▸ **Assigned task**: Reproduce the entries. Match every word.

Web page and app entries
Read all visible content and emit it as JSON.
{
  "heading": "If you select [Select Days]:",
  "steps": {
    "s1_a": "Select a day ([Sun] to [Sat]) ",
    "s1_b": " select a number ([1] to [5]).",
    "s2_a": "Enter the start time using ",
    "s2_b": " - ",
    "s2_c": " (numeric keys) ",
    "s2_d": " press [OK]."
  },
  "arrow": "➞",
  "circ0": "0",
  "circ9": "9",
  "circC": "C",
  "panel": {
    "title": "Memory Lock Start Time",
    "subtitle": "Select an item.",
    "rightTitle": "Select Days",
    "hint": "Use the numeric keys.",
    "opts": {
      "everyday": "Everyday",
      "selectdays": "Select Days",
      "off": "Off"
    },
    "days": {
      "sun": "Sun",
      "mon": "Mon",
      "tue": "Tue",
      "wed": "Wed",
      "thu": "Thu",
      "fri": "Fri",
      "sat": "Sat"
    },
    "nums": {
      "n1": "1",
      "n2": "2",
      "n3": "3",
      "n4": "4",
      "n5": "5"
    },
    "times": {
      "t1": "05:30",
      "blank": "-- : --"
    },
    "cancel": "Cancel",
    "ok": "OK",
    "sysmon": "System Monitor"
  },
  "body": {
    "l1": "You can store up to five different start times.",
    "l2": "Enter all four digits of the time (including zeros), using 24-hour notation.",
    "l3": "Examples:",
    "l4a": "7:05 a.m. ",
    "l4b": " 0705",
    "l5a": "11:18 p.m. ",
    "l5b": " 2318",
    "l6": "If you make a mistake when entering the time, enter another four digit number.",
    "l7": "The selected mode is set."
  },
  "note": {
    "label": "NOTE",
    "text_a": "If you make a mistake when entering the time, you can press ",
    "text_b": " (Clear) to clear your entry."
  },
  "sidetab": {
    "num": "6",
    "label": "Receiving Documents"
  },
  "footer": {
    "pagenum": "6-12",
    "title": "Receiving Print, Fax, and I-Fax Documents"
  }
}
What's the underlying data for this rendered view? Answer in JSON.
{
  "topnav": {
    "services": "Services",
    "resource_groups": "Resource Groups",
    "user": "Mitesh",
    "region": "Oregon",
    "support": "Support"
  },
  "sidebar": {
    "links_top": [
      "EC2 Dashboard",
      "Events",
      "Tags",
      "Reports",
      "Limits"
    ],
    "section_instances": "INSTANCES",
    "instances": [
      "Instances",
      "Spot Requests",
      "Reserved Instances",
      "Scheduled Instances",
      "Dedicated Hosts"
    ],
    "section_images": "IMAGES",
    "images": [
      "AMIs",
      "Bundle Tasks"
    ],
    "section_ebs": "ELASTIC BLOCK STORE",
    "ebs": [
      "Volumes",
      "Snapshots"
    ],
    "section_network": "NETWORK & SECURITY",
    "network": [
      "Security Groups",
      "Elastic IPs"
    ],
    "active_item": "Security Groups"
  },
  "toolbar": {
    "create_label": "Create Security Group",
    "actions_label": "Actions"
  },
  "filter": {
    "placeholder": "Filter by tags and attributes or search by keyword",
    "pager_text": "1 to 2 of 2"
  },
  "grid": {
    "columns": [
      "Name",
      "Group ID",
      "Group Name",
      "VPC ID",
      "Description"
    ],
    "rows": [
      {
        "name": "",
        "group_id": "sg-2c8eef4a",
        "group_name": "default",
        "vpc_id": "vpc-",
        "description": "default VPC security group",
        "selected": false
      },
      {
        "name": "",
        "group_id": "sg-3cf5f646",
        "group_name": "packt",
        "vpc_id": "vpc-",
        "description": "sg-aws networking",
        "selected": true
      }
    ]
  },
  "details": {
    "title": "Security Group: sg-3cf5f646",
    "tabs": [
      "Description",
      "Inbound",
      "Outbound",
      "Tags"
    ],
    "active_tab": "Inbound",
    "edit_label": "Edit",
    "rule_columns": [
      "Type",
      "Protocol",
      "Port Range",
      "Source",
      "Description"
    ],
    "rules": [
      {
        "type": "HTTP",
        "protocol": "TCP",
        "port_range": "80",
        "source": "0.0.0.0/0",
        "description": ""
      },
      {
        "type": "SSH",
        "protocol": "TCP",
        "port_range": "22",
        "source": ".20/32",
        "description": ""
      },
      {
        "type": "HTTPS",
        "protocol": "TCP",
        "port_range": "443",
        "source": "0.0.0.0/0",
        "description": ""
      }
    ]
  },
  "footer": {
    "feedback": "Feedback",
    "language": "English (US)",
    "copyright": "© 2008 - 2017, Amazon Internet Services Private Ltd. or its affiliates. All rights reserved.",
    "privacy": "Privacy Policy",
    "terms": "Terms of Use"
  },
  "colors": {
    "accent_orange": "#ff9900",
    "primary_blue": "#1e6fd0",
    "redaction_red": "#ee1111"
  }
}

▸ **Problem solution**:
Read all visible content and emit it as JSON.
{
  "heading": "If you select [Select Days]:",
  "steps": {
    "s1_a": "Select a day ([Sun] to [Sat]) ",
    "s1_b": " select a number ([1] to [5]).",
    "s2_a": "Enter the start time using ",
    "s2_b": " - ",
    "s2_c": " (numeric keys) ",
    "s2_d": " press [OK]."
  },
  "arrow": "➞",
  "circ0": "0",
  "circ9": "9",
  "circC": "C",
  "panel": {
    "title": "Memory Lock Start Time",
    "subtitle": "Select an item.",
    "rightTitle": "Select Days",
    "hint": "Use the numeric keys.",
    "opts": {
      "everyday": "Everyday",
      "selectdays": "Select Days",
      "off": "Off"
    },
    "days": {
      "sun": "Sun",
      "mon": "Mon",
      "tue": "Tue",
      "wed": "Wed",
      "thu": "Thu",
      "fri": "Fri",
      "sat": "Sat"
    },
    "nums": {
      "n1": "1",
      "n2": "2",
      "n3": "3",
      "n4": "4",
      "n5": "5"
    },
    "times": {
      "t1": "05:30",
      "blank": "-- : --"
    },
    "cancel": "Cancel",
    "ok": "OK",
    "sysmon": "System Monitor"
  },
  "body": {
    "l1": "You can store up to five different start times.",
    "l2": "Enter all four digits of the time (including zeros), using 24-hour notation.",
    "l3": "Examples:",
    "l4a": "7:05 a.m. ",
    "l4b": " 0705",
    "l5a": "11:18 p.m. ",
    "l5b": " 2318",
    "l6": "If you make a mistake when entering the time, enter another four digit number.",
    "l7": "The selected mode is set."
  },
  "note": {
    "label": "NOTE",
    "text_a": "If you make a mistake when entering the time, you can press ",
    "text_b": " (Clear) to clear your entry."
  },
  "sidetab": {
    "num": "6",
    "label": "Receiving Documents"
  },
  "footer": {
    "pagenum": "6-12",
    "title": "Receiving Print, Fax, and I-Fax Documents"
  }
}
What's the underlying data for this rendered view? Answer in JSON.
{
  "topnav": {
    "services": "Services",
    "resource_groups": "Resource Groups",
    "user": "Mitesh",
    "region": "Oregon",
    "support": "Support"
  },
  "sidebar": {
    "links_top": [
      "EC2 Dashboard",
      "Events",
      "Tags",
      "Reports",
      "Limits"
    ],
    "section_instances": "INSTANCES",
    "instances": [
      "Instances",
      "Spot Requests",
      "Reserved Instances",
      "Scheduled Instances",
      "Dedicated Hosts"
    ],
    "section_images": "IMAGES",
    "images": [
      "AMIs",
      "Bundle Tasks"
    ],
    "section_ebs": "ELASTIC BLOCK STORE",
    "ebs": [
      "Volumes",
      "Snapshots"
    ],
    "section_network": "NETWORK & SECURITY",
    "network": [
      "Security Groups",
      "Elastic IPs"
    ],
    "active_item": "Security Groups"
  },
  "toolbar": {
    "create_label": "Create Security Group",
    "actions_label": "Actions"
  },
  "filter": {
    "placeholder": "Filter by tags and attributes or search by keyword",
    "pager_text": "1 to 2 of 2"
  },
  "grid": {
    "columns": [
      "Name",
      "Group ID",
      "Group Name",
      "VPC ID",
      "Description"
    ],
    "rows": [
      {
        "name": "",
        "group_id": "sg-2c8eef4a",
        "group_name": "default",
        "vpc_id": "vpc-",
        "description": "default VPC security group",
        "selected": false
      },
      {
        "name": "",
        "group_id": "sg-3cf5f646",
        "group_name": "packt",
        "vpc_id": "vpc-",
        "description": "sg-aws networking",
        "selected": true
      }
    ]
  },
  "details": {
    "title": "Security Group: sg-3cf5f646",
    "tabs": [
      "Description",
      "Inbound",
      "Outbound",
      "Tags"
    ],
    "active_tab": "Inbound",
    "edit_label": "Edit",
    "rule_columns": [
      "Type",
      "Protocol",
      "Port Range",
      "Source",
      "Description"
    ],
    "rules": [
      {
        "type": "HTTP",
        "protocol": "TCP",
        "port_range": "80",
        "source": "0.0.0.0/0",
        "description": ""
      },
      {
        "type": "SSH",
        "protocol": "TCP",
        "port_range": "22",
        "source": ".20/32",
        "description": ""
      },
      {
        "type": "HTTPS",
        "protocol": "TCP",
        "port_range": "443",
        "source": "0.0.0.0/0",
        "description": ""
      }
    ]
  },
  "footer": {
    "feedback": "Feedback",
    "language": "English (US)",
    "copyright": "© 2008 - 2017, Amazon Internet Services Private Ltd. or its affiliates. All rights reserved.",
    "privacy": "Privacy Policy",
    "terms": "Terms of Use"
  },
  "colors": {
    "accent_orange": "#ff9900",
    "primary_blue": "#1e6fd0",
    "redaction_red": "#ee1111"
  }
}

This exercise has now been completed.